*** Opening EXTRACTED DATA ***
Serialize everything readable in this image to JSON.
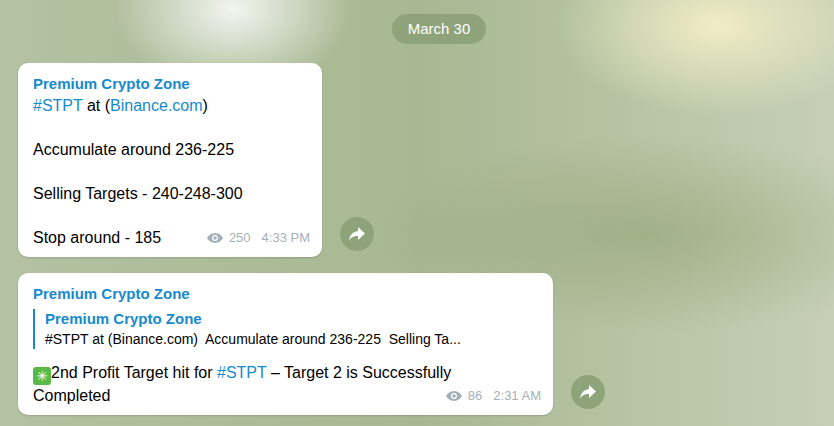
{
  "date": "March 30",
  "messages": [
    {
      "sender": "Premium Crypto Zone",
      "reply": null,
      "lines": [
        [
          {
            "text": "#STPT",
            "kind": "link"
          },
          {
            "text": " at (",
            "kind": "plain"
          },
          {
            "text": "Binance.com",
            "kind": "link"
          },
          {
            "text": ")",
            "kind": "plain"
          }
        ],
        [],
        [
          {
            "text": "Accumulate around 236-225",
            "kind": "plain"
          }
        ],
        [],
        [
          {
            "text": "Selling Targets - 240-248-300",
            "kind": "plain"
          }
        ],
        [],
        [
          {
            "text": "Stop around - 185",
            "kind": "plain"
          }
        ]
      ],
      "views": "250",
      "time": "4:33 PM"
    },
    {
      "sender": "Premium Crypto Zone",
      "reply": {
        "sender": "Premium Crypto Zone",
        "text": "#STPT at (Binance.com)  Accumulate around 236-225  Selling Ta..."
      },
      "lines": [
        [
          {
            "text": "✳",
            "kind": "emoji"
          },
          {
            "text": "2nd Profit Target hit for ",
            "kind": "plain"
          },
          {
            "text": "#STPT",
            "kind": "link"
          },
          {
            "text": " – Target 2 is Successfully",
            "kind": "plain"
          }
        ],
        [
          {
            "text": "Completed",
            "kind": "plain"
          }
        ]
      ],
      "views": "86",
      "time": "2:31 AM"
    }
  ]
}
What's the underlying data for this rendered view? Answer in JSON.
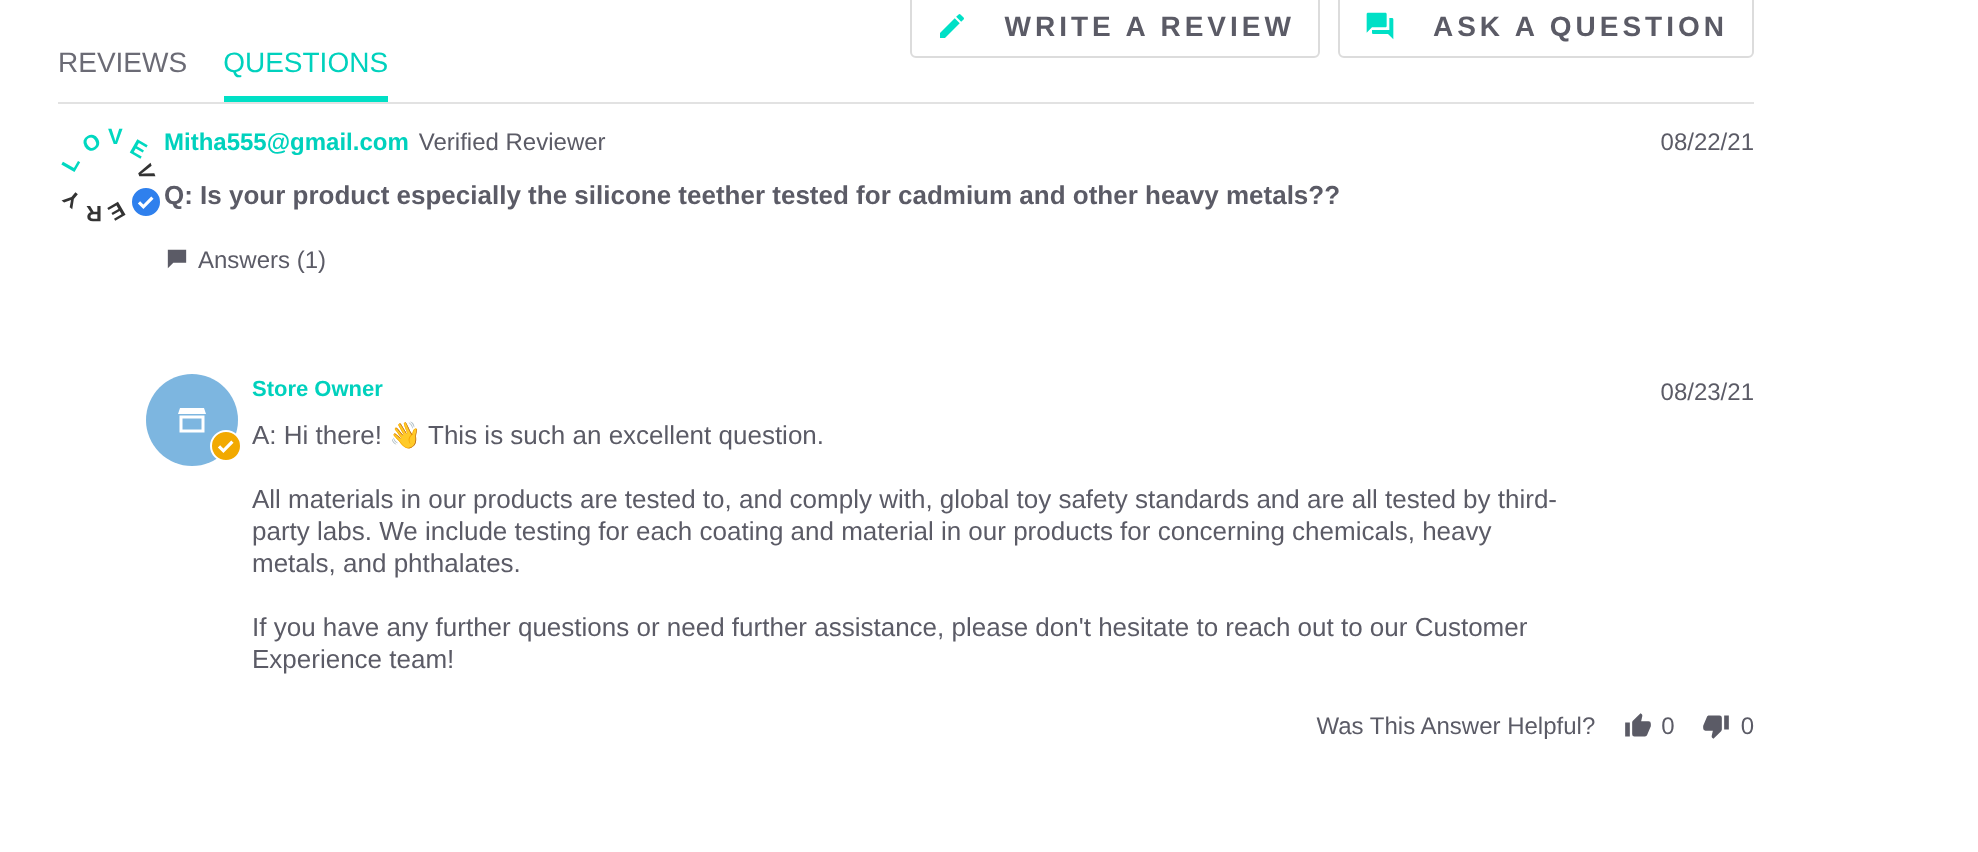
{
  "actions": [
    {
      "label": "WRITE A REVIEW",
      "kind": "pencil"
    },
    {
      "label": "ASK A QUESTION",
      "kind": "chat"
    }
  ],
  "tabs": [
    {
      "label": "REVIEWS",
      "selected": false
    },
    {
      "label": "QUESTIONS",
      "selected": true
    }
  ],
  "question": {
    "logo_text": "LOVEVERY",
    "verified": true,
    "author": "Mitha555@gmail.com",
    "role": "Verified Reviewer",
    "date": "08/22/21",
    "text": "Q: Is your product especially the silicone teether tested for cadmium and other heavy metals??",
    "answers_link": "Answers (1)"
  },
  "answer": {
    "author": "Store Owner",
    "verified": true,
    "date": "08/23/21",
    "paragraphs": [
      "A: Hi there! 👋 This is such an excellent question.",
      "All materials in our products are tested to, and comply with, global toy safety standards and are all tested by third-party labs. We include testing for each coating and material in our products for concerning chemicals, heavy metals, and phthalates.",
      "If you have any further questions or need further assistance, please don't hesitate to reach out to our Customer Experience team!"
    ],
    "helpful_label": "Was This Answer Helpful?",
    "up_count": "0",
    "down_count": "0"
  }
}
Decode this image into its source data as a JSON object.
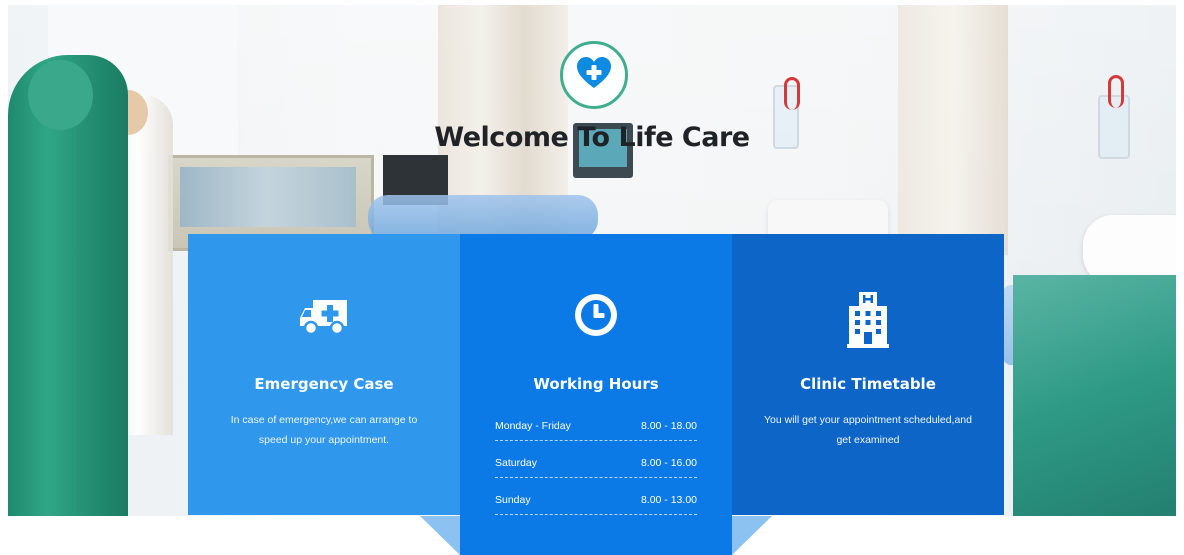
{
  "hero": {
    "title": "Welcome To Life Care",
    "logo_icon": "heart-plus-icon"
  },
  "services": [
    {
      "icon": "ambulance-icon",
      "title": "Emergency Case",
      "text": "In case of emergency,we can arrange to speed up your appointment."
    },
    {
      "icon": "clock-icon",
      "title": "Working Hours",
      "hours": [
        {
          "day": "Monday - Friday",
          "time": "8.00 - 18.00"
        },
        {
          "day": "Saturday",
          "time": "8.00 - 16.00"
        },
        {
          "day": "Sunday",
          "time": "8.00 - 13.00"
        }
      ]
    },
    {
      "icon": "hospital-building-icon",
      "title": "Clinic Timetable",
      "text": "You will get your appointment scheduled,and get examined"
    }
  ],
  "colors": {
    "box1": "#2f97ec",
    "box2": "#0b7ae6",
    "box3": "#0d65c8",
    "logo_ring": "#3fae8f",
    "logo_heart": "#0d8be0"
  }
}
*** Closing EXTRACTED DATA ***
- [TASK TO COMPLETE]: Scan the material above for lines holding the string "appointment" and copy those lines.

- [TASK RESPONSE]:
      "text": "In case of emergency,we can arrange to speed up your appointment."
      "text": "You will get your appointment scheduled,and get examined"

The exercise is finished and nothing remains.